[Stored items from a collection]
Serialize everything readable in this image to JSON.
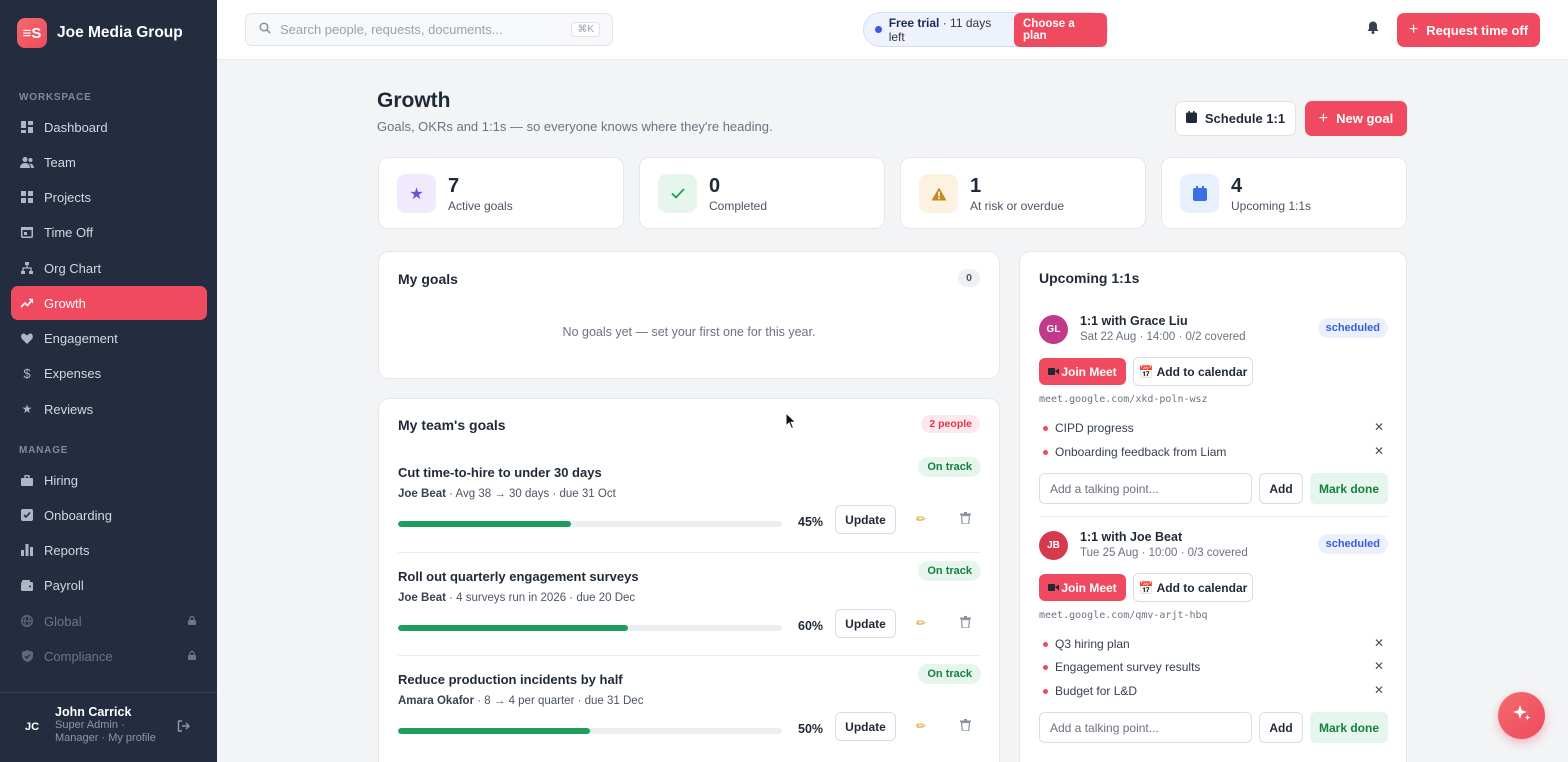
{
  "brand": {
    "logo": "≡S",
    "name": "Joe Media Group"
  },
  "sidebar": {
    "workspace_label": "WORKSPACE",
    "manage_label": "MANAGE",
    "workspace_items": [
      {
        "label": "Dashboard",
        "icon": "dashboard-icon"
      },
      {
        "label": "Team",
        "icon": "team-icon"
      },
      {
        "label": "Projects",
        "icon": "projects-icon"
      },
      {
        "label": "Time Off",
        "icon": "calendar-icon"
      },
      {
        "label": "Org Chart",
        "icon": "org-chart-icon"
      },
      {
        "label": "Growth",
        "icon": "trend-icon",
        "active": true
      },
      {
        "label": "Engagement",
        "icon": "heart-icon"
      },
      {
        "label": "Expenses",
        "icon": "dollar-icon"
      },
      {
        "label": "Reviews",
        "icon": "star-icon"
      }
    ],
    "manage_items": [
      {
        "label": "Hiring",
        "icon": "briefcase-icon"
      },
      {
        "label": "Onboarding",
        "icon": "checkbox-icon"
      },
      {
        "label": "Reports",
        "icon": "bar-chart-icon"
      },
      {
        "label": "Payroll",
        "icon": "wallet-icon"
      },
      {
        "label": "Global",
        "icon": "globe-icon",
        "locked": true
      },
      {
        "label": "Compliance",
        "icon": "shield-icon",
        "locked": true
      }
    ],
    "user": {
      "initials": "JC",
      "name": "John Carrick",
      "role": "Super Admin ·",
      "links": "Manager · My profile"
    }
  },
  "topbar": {
    "search_placeholder": "Search people, requests, documents...",
    "search_shortcut": "⌘K",
    "trial_label": "Free trial",
    "trial_days": " · 11 days left",
    "plan_button": "Choose a plan",
    "request_button": "Request time off"
  },
  "page": {
    "title": "Growth",
    "subtitle": "Goals, OKRs and 1:1s — so everyone knows where they're heading.",
    "schedule_button": "Schedule 1:1",
    "new_goal_button": "New goal"
  },
  "stats": [
    {
      "value": "7",
      "label": "Active goals",
      "icon": "star-icon",
      "bg": "#efeafc",
      "fg": "#6d4ed8"
    },
    {
      "value": "0",
      "label": "Completed",
      "icon": "check-icon",
      "bg": "#e6f6ec",
      "fg": "#1e9e5a"
    },
    {
      "value": "1",
      "label": "At risk or overdue",
      "icon": "warning-icon",
      "bg": "#fdf1e1",
      "fg": "#b7791f"
    },
    {
      "value": "4",
      "label": "Upcoming 1:1s",
      "icon": "calendar-icon",
      "bg": "#e8effd",
      "fg": "#3b6fe0"
    }
  ],
  "my_goals": {
    "title": "My goals",
    "count": "0",
    "empty_text": "No goals yet — set your first one for this year."
  },
  "team_goals": {
    "title": "My team's goals",
    "count": "2 people",
    "update_label": "Update",
    "items": [
      {
        "title": "Cut time-to-hire to under 30 days",
        "status": "On track",
        "owner": "Joe Beat",
        "detail": " · Avg 38 → 30 days · due 31 Oct",
        "progress": 45,
        "progress_label": "45%"
      },
      {
        "title": "Roll out quarterly engagement surveys",
        "status": "On track",
        "owner": "Joe Beat",
        "detail": " · 4 surveys run in 2026 · due 20 Dec",
        "progress": 60,
        "progress_label": "60%"
      },
      {
        "title": "Reduce production incidents by half",
        "status": "On track",
        "owner": "Amara Okafor",
        "detail": " · 8 → 4 per quarter · due 31 Dec",
        "progress": 50,
        "progress_label": "50%"
      }
    ]
  },
  "one_on_ones": {
    "title": "Upcoming 1:1s",
    "join_label": "Join Meet",
    "calendar_label": "Add to calendar",
    "input_placeholder": "Add a talking point...",
    "add_label": "Add",
    "done_label": "Mark done",
    "items": [
      {
        "initials": "GL",
        "avatar_color": "#c0398a",
        "title": "1:1 with Grace Liu",
        "meta": "Sat 22 Aug · 14:00 · 0/2 covered",
        "status": "scheduled",
        "link": "meet.google.com/xkd-poln-wsz",
        "points": [
          "CIPD progress",
          "Onboarding feedback from Liam"
        ]
      },
      {
        "initials": "JB",
        "avatar_color": "#d63a4f",
        "title": "1:1 with Joe Beat",
        "meta": "Tue 25 Aug · 10:00 · 0/3 covered",
        "status": "scheduled",
        "link": "meet.google.com/qmv-arjt-hbq",
        "points": [
          "Q3 hiring plan",
          "Engagement survey results",
          "Budget for L&D"
        ]
      }
    ]
  },
  "colors": {
    "accent": "#ef4a5f",
    "sidebar_bg": "#232d3f",
    "success": "#1e9e5a",
    "info": "#3b5bdb"
  }
}
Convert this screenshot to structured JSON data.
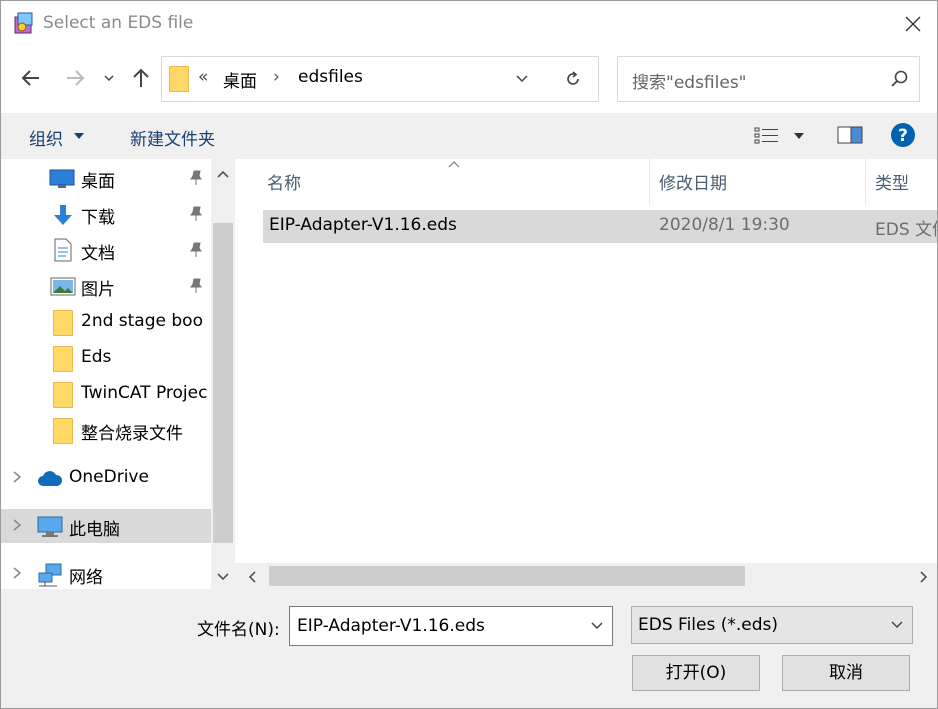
{
  "window": {
    "title": "Select an EDS file",
    "close_symbol": "✕"
  },
  "address": {
    "overflow": "«",
    "crumbs": [
      "桌面",
      "edsfiles"
    ],
    "separator": "›",
    "search_placeholder": "搜索\"edsfiles\""
  },
  "toolbar": {
    "organize_label": "组织",
    "new_folder_label": "新建文件夹"
  },
  "nav": {
    "items": [
      {
        "label": "桌面",
        "icon": "desktop-icon",
        "pinned": true
      },
      {
        "label": "下载",
        "icon": "download-icon",
        "pinned": true
      },
      {
        "label": "文档",
        "icon": "document-icon",
        "pinned": true
      },
      {
        "label": "图片",
        "icon": "pictures-icon",
        "pinned": true
      },
      {
        "label": "2nd stage boo",
        "icon": "folder-icon"
      },
      {
        "label": "Eds",
        "icon": "folder-icon"
      },
      {
        "label": "TwinCAT Projec",
        "icon": "folder-icon"
      },
      {
        "label": "整合烧录文件",
        "icon": "folder-icon"
      },
      {
        "label": "OneDrive",
        "icon": "cloud-icon"
      },
      {
        "label": "此电脑",
        "icon": "computer-icon",
        "selected": true
      },
      {
        "label": "网络",
        "icon": "network-icon"
      }
    ]
  },
  "files": {
    "columns": {
      "name": "名称",
      "date": "修改日期",
      "type": "类型"
    },
    "rows": [
      {
        "name": "EIP-Adapter-V1.16.eds",
        "date": "2020/8/1 19:30",
        "type": "EDS 文件"
      }
    ]
  },
  "footer": {
    "filename_label": "文件名(N):",
    "filename_value": "EIP-Adapter-V1.16.eds",
    "filetype_value": "EDS Files (*.eds)",
    "open_label": "打开(O)",
    "cancel_label": "取消"
  },
  "colors": {
    "accent": "#0063b1",
    "folder": "#ffd867",
    "selection": "#d9d9d9"
  }
}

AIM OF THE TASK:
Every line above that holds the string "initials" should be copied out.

EXERCISE SOLUTION:
      "initials": "JC",
        "initials": "GL",
        "initials": "JB",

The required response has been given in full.